What Types Of Civil Litigation Cases Does Your Firm Typically Handle?
We typically represent both plaintiffs and defendants in civil cases such as business disputes, contract disputes, and real estate disputes. We handle consumer defense for people being sued by banks or credit card companies. We also handle family law cases, which are a special type of civil lawsuit.
What Do I Do If I Am Served With a Complaint?
If you are served with a citation and a petition from a Texas Court, you have until the first Monday at 10:00 a.m. following the expiration of 20 days from the date you were served. The simplest answer to file in a Texas case is called a General Denial. In some cases, other objections must be filed with or before any General Denial is filed with the court or important objections may be forever lost. In Justice of the Peace court cases, you have only 14 days from the date you were served with the Citation and Petition to file an answer with the court. In every case it is wise to consult with an attorney before you take any action.
Can I Represent Myself in A Civil Case?
Yes, you have the right to represent yourself in a civil case. However, the real question is whether you should represent yourself. The courtroom is a different environment and most people are not familiar with its unique and unfamiliar language, rules, customs, and culture; it is like a foreign country. My advice in almost every case is to retain an attorney who knows the language and knows how to manage that culture.
When Must I Respond to A Civil Action In Texas?
In Texas, your answers are due in the court on or before 10:00 a.m. on the first Monday following 20 days from the date you have been served.
What Are The General Stages Of Civil Litigation?
Litigation begins with a Petition. The Petition is a brief description of the complaint the Plaintiff or Petitioner is bringing against the Defendant. Once the Petition is served on the defendant, an answer must be filed within the time provided for in the Texas Rules of Civil Procedure. With one exception, when the defendant files an answer, he or she has submitted himself or herself to the jurisdiction of the court. At this stage of the case the parties normally commence with discovery. Discovery in Texas, consists of Requests for Disclosure, Requests for Production, Requests for Admission, Interrogatories, and Depositions. Each form of discovery is designed to elicit information related to the claims and defenses of the parties. Often this stage of litigation is the most expensive.
Once the parties have had an opportunity to conduct discovery, one or both parties will file Traditional or No Evidence Motions for Summary Judgment. The Summary Judgment is a Motion asking the court to rule on all or some of the issues in the case. Often, this results in a final order closing the case. If the court denies these motions, then the case proceeds to trial.
The next stage of litigation involves the final preparation for trial and the trial itself. In many cases, the parties present the case to a mediator who acts as an impartial third party to help the parties to the lawsuit settle the case without a trial. If mediation fails to settle the case the parties continue to prepare for trial and often file pretrial motions asking the court to rule on matters which are likely to arise in trial. The trial may proceed before the Judge or the parties may elect to present the case to a Jury.

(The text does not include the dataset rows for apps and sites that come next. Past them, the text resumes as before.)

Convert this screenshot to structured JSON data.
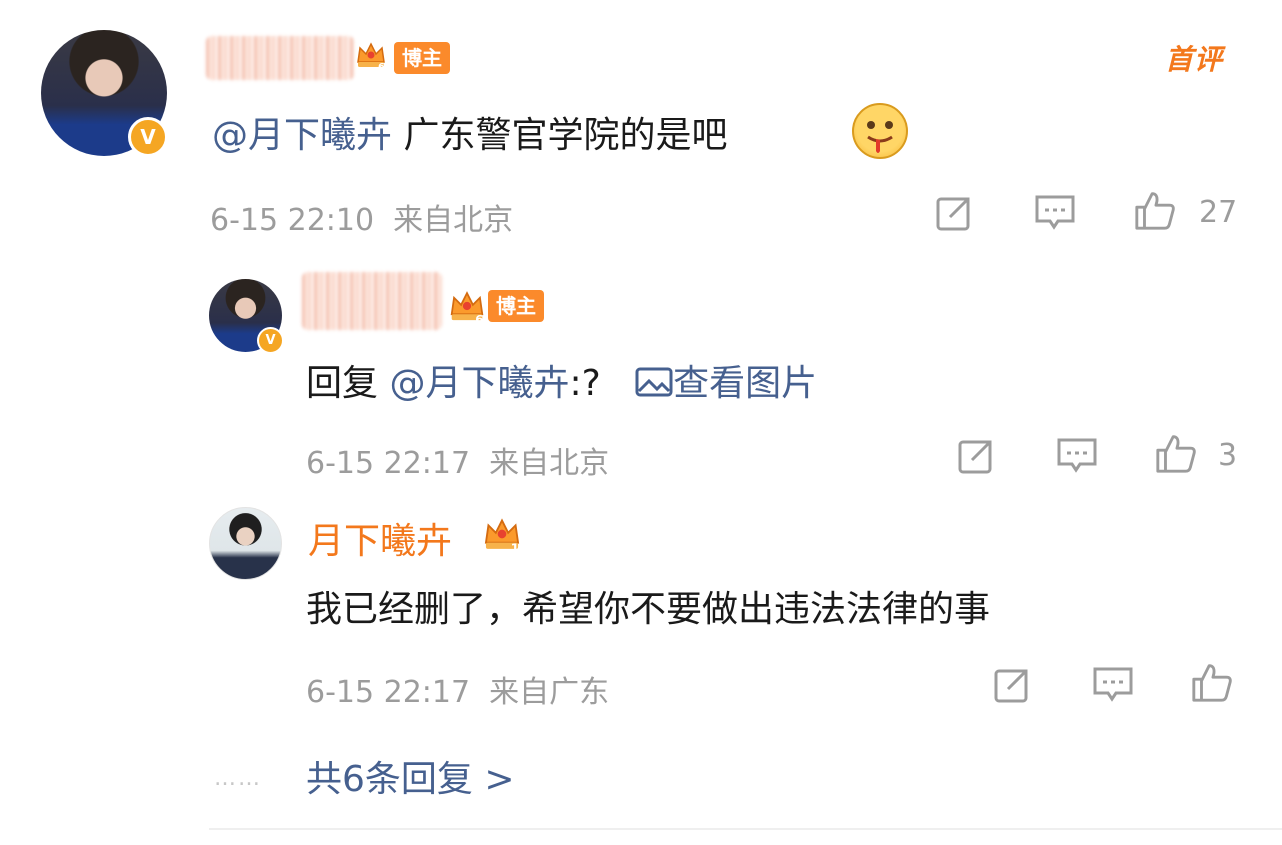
{
  "main_comment": {
    "avatar_name": "main-commenter-avatar",
    "role_tag": "博主",
    "corner_tag": "首评",
    "mention": "@月下曦卉",
    "text": " 广东警官学院的是吧",
    "time": "6-15 22:10",
    "location": "来自北京",
    "likes": "27"
  },
  "reply_comment": {
    "role_tag": "博主",
    "reply_prefix": "回复 ",
    "mention": "@月下曦卉",
    "text": ":?",
    "view_image": "查看图片",
    "time": "6-15 22:17",
    "location": "来自北京",
    "likes": "3"
  },
  "sub_comment": {
    "username": "月下曦卉",
    "text": "我已经删了，希望你不要做出违法法律的事",
    "time": "6-15 22:17",
    "location": "来自广东"
  },
  "more": {
    "dots": "……",
    "label": "共6条回复 >"
  },
  "colors": {
    "accent_orange": "#f3781c",
    "link_blue": "#46608f",
    "meta_gray": "#9c9c9c",
    "vip_badge": "#f5a623"
  },
  "icons": [
    "share-icon",
    "comment-icon",
    "like-icon",
    "crown-icon",
    "verified-icon",
    "image-icon"
  ]
}
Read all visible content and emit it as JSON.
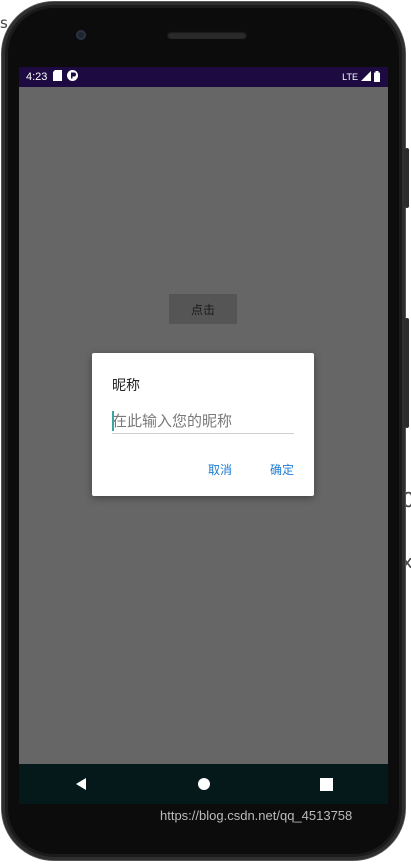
{
  "status_bar": {
    "time": "4:23",
    "network": "LTE"
  },
  "main": {
    "click_button_label": "点击"
  },
  "dialog": {
    "title": "昵称",
    "input_placeholder": "在此输入您的昵称",
    "input_value": "",
    "cancel_label": "取消",
    "ok_label": "确定"
  },
  "nav": {
    "items": [
      "back",
      "home",
      "recents"
    ]
  },
  "watermark": "https://blog.csdn.net/qq_4513758",
  "colors": {
    "status_bar": "#1c0a40",
    "screen_overlay": "#666666",
    "accent": "#1e7bd0",
    "nav_bar": "#05191b"
  }
}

Depending on the outcome of the case at trial one or both parties may ask the court for a new trial. A Motion for New Trial must be filed within 30 days from the date of the judgment. At the new trial, the court can consider new evidence, or the court may consider or reconsider the decision of the judge or jury to ensure the judgment is consistent with the evidence and applicable law.
Finally, the parties may elect to appeal an undesirable judgment. The first step of the Appeal process is to the Court of Appeals and then to the Texas Supreme Court.
What Factors Do You Consider When Trying To Move Forward In A Civil Case?
The facts of the case and the applicable law drive our decision to accept or decline to accept a case. We review every detail of the case considering applicable law to determine what constitutes success and then the likelihood of success. Beyond that, we must to consider the cost of litigation and our client’s ability to fund litigation. You have done your client no good spending $1,000 defending a $1,000 lawsuit. However, some clients are more interested in making a point than they are in whether it makes financial sense to proceed. We always look at the value of the case and it’s not always about the money. Sometimes, the value of a case is found in the ability of the court to grant injunctive relief. An injunction is an order which prohibits a person from acting or forces a person to take an action. In some cases, an injunction can literally destroy your business.
Finally, we must evaluate the client’s ability to endure the emotional strain litigate takes on the parties. Some clients are more tolerant to the uncertainty and stress of litigation than others.
For more information on Civil Litigation Cases In Texas, a free initial consultation is your next best step. Get the information and legal answers you are seeking by calling (940) 440-5250 today.